Use of originals requires an appointment.
The Archives of American Art makes its archival collections available for non-commercial, educational and personal use unless restricted by copyright and/or donor restrictions, including but not limited to access and publication restrictions. AAA makes no representations concerning such rights and restrictions and it is the user's responsibility to determine whether rights or restrictions exist and to obtain any necessary permission to access, use, reproduce and publish the collections. Please refer to the Smithsonian's Terms of Use for additional information.
Painting -- Technique  Search this
Painters -- New York (State) -- New York  Search this
Printmakers -- New York (State) -- New York  Search this
Graphic arts -- New York (State) -- New York  Search this
Adolf Dehn papers, 1912-1981. Archives of American Art, Smithsonian Institution.
See more items in:
Adolf Dehn papers
Archival Repository:
Archives of American Art

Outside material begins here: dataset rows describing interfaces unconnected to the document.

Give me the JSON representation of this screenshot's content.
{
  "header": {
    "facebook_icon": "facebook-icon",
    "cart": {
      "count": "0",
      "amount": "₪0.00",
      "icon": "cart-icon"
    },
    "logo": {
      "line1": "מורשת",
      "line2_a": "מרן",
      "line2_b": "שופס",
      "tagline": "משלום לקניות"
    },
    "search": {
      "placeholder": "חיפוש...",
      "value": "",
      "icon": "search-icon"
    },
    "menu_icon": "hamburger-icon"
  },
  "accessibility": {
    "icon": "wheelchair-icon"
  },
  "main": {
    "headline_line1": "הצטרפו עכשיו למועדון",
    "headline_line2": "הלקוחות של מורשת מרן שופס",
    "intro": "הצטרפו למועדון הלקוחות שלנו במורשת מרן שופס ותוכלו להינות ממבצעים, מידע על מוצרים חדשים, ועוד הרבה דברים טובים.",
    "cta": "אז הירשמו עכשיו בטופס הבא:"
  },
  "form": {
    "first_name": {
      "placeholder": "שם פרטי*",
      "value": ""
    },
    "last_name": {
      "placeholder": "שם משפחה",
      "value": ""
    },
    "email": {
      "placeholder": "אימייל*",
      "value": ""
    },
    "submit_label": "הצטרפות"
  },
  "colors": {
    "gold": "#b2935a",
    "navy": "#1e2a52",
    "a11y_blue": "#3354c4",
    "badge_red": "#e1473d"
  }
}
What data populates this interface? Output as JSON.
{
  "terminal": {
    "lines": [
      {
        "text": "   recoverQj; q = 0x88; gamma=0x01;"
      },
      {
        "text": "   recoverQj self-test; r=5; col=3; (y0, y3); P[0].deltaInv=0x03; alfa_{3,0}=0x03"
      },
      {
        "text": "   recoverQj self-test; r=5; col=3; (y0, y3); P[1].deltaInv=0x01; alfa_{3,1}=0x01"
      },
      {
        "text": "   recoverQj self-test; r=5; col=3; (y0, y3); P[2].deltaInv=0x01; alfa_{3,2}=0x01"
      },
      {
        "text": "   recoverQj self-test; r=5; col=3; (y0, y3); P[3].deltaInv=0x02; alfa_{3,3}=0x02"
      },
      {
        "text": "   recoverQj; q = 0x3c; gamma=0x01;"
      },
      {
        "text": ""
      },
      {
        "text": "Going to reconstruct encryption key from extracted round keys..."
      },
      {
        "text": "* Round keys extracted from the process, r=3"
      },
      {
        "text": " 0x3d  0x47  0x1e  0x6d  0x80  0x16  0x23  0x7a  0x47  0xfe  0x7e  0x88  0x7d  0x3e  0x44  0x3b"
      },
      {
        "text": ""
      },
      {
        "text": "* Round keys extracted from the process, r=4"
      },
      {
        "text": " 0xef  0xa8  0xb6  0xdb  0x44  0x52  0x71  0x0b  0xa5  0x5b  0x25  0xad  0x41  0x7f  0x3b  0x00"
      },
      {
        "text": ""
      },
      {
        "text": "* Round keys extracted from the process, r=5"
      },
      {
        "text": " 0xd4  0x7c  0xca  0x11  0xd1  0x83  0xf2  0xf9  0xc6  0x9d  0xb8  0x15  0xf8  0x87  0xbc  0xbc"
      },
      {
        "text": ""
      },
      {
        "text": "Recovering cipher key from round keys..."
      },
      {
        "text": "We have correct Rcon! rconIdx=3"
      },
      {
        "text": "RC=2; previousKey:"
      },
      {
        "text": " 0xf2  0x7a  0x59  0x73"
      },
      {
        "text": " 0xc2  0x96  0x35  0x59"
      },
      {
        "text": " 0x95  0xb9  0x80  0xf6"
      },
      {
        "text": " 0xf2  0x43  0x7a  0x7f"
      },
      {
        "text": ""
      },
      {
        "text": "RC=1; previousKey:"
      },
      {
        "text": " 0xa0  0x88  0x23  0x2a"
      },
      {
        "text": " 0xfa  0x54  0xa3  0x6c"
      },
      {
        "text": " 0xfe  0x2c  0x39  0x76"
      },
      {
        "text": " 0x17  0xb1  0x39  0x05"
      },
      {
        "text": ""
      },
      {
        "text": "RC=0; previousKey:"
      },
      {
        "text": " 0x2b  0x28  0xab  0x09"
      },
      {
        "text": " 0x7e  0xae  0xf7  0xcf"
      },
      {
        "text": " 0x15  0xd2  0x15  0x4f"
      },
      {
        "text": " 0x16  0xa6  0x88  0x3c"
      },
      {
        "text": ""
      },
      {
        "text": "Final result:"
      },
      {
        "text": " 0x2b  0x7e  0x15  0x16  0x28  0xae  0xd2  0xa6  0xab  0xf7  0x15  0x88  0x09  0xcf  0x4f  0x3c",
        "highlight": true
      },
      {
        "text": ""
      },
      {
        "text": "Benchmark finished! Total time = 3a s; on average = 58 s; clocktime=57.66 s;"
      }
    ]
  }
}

Black laughter / by Llewelyn Powys

Powys, Llewelyn 1884-1939  Search this
Russell E. Train Africana Collection (Smithsonian Libraries) DSI  Search this
Powys, Llewelyn 1884-1939 DSI  Search this
Former owner:
Thayer, Scofield b. 1889 DSI  Search this
Physical description:
x, 216 p. ; 21 cm
Africa, East
Natural history  Search this
Indigenous peoples  Search this
Description and travel  Search this
Data Source:
Smithsonian Libraries

The Dial; a monthly review and index of current literature

Browne, Francis F (Francis Fisher) 1843-1913  Search this
Browne, Waldo R (Waldo Ralph) 1876-1954  Search this
Moore, Marianne 1887-1972  Search this
Thayer, Scofield b. 1889  Search this
Physical description:
86 v. 26 cm
19th century
20th century
Literature, Modern  Search this
Call number:
AP2 .D48
Data Source:
Smithsonian Libraries

Modify Your Search


Narrow By